Things aren’t truly about what you think they are about. Take watches. If you want to know how a watch works, or why it doesn’t work, you need to look at each brass gear and understand the purpose of its shape and place. Some things can be learned at face value, with trial and error. Systematic, repeatable, quantifiable. But if you want to know how time works, you study change.
You must first turn that thing over and over in your mind until you determine what you need to study. If you just focus on a leaf, you will never understand the tree. To understand the potato sprouting eyes in your pantry, you study art.
To understand how people work, you study choices.
“A writer is essentially a spy,” Anne Sexton wrote. A secret observer, a collector of information. A writer is someone who watches in detail, someone who turns things over and over inside her skull.
Early this morning in the rain, with my headlamp, on this windy fall equinox, I went for a run (when I say, “running is about fun and health,” I truly mean, “running makes me feel better about everything in the world, including myself”). I had some things crowding behind my eye sockets.
A very unfair thing about human nature is that we link feelings with similar feelings: if I once ate cheesy broccoli until I threw up, the next time I smell cheesy broccoli, I will feel nauseated, right? Simple. But what about the webs of fragile feelings, the ones where you tug one and they all strain toward the pull and start snapping.
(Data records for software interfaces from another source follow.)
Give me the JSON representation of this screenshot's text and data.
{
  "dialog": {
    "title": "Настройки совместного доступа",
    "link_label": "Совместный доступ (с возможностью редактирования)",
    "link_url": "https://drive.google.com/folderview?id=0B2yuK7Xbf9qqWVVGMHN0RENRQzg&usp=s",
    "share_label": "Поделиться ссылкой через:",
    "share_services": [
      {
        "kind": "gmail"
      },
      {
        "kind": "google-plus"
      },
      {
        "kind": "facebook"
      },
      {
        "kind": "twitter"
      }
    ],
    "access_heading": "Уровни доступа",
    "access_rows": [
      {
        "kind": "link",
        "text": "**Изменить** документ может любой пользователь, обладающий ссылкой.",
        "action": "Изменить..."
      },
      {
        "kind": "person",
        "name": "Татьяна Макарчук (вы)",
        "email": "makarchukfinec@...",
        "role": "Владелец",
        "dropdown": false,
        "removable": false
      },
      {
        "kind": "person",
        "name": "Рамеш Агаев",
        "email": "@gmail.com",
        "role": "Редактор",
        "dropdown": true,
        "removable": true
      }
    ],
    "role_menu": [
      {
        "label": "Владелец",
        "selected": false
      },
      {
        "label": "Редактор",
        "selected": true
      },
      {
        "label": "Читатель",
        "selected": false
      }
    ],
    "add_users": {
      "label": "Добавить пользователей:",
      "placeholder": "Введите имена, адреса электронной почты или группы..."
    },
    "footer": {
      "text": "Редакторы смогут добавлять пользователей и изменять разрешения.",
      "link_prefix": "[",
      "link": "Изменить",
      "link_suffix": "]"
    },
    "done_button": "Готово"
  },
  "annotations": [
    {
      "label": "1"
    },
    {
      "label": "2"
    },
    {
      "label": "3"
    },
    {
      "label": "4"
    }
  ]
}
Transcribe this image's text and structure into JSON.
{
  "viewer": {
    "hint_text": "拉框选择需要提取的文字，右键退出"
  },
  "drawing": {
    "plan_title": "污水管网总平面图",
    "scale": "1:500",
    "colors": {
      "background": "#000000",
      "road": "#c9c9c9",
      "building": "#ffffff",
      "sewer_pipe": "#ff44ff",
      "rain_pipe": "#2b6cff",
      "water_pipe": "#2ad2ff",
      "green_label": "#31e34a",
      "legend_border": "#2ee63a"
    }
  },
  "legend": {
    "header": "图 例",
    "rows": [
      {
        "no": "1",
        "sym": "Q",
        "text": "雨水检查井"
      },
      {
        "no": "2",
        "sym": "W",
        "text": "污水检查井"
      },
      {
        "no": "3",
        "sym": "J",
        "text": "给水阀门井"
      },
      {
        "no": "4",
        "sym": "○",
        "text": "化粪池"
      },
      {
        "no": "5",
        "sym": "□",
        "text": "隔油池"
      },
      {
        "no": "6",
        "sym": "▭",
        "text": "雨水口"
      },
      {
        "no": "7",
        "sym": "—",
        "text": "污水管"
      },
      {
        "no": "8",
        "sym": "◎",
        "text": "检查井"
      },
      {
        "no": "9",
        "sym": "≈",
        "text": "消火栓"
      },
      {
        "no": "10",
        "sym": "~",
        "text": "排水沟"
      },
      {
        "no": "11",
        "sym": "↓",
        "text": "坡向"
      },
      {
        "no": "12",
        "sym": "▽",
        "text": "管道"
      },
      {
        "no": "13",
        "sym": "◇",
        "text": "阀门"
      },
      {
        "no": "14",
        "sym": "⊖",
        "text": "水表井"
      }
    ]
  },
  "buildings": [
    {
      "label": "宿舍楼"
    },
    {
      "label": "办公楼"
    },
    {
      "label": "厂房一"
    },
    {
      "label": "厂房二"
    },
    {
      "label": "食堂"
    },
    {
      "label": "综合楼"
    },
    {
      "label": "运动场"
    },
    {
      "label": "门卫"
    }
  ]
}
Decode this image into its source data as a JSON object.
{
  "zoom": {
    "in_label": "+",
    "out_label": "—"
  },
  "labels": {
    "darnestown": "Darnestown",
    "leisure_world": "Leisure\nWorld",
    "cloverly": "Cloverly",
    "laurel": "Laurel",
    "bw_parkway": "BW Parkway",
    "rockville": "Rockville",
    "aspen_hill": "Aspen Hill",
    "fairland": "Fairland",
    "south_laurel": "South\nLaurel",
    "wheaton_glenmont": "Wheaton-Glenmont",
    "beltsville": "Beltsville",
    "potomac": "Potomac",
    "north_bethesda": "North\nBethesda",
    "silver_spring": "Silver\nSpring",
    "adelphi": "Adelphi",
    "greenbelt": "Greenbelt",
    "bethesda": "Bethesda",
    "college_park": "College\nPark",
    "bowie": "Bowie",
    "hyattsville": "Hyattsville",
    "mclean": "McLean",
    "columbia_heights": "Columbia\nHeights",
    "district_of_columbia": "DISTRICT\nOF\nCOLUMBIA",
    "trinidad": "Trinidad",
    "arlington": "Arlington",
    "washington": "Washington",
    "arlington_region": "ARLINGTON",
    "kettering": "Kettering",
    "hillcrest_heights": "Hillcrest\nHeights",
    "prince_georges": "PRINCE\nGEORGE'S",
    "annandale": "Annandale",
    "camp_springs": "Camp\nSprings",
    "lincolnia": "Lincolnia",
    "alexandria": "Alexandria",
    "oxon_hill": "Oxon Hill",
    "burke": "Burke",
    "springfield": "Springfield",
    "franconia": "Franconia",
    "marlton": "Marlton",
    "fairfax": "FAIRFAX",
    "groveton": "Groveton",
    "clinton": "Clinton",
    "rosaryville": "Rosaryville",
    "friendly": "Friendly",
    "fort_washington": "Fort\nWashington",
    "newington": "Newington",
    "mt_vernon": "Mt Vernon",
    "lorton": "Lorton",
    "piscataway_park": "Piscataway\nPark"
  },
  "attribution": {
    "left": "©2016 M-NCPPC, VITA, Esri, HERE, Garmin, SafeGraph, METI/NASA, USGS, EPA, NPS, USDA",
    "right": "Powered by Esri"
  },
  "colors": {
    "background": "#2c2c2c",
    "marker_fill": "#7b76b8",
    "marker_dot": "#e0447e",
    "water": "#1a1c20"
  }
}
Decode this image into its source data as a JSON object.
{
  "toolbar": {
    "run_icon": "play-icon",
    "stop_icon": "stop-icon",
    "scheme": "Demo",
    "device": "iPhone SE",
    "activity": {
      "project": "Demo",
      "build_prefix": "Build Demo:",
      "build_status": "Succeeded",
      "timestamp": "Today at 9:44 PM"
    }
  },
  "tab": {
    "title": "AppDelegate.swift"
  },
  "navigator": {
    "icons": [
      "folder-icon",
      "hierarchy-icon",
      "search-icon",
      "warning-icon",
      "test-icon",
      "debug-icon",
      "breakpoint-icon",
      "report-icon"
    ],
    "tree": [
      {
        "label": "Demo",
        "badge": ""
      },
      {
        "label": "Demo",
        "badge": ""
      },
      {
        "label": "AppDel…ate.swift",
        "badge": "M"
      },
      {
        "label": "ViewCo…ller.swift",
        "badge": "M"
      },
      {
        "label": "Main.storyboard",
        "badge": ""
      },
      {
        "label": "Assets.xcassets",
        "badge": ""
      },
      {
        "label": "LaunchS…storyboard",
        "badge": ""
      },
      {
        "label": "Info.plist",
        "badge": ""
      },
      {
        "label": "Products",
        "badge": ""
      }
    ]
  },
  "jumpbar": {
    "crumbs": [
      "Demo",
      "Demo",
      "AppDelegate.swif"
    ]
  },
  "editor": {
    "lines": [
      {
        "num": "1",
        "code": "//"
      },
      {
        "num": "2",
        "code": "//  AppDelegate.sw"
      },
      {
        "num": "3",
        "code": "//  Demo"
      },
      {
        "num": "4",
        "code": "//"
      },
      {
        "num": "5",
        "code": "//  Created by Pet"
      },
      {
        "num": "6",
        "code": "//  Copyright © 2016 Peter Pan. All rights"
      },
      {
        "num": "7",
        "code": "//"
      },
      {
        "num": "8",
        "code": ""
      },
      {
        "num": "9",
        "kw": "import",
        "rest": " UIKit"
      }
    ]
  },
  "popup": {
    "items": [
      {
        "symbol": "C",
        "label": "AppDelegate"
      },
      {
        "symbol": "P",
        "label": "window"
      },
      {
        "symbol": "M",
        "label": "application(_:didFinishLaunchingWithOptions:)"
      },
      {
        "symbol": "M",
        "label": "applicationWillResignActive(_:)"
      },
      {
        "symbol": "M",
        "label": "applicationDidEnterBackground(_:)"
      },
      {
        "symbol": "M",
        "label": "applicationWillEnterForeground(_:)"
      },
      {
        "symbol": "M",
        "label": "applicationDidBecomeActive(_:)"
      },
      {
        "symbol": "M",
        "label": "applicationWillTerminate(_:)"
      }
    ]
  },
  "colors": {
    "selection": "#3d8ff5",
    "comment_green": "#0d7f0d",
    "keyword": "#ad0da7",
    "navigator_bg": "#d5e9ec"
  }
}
What if you lose something, something very important that demands grief. If shortly after, you lose more things (smaller things), the fuse is already burnt down. And suppose you find yourself in a season of losing, like Elizabeth Bishop (One Art):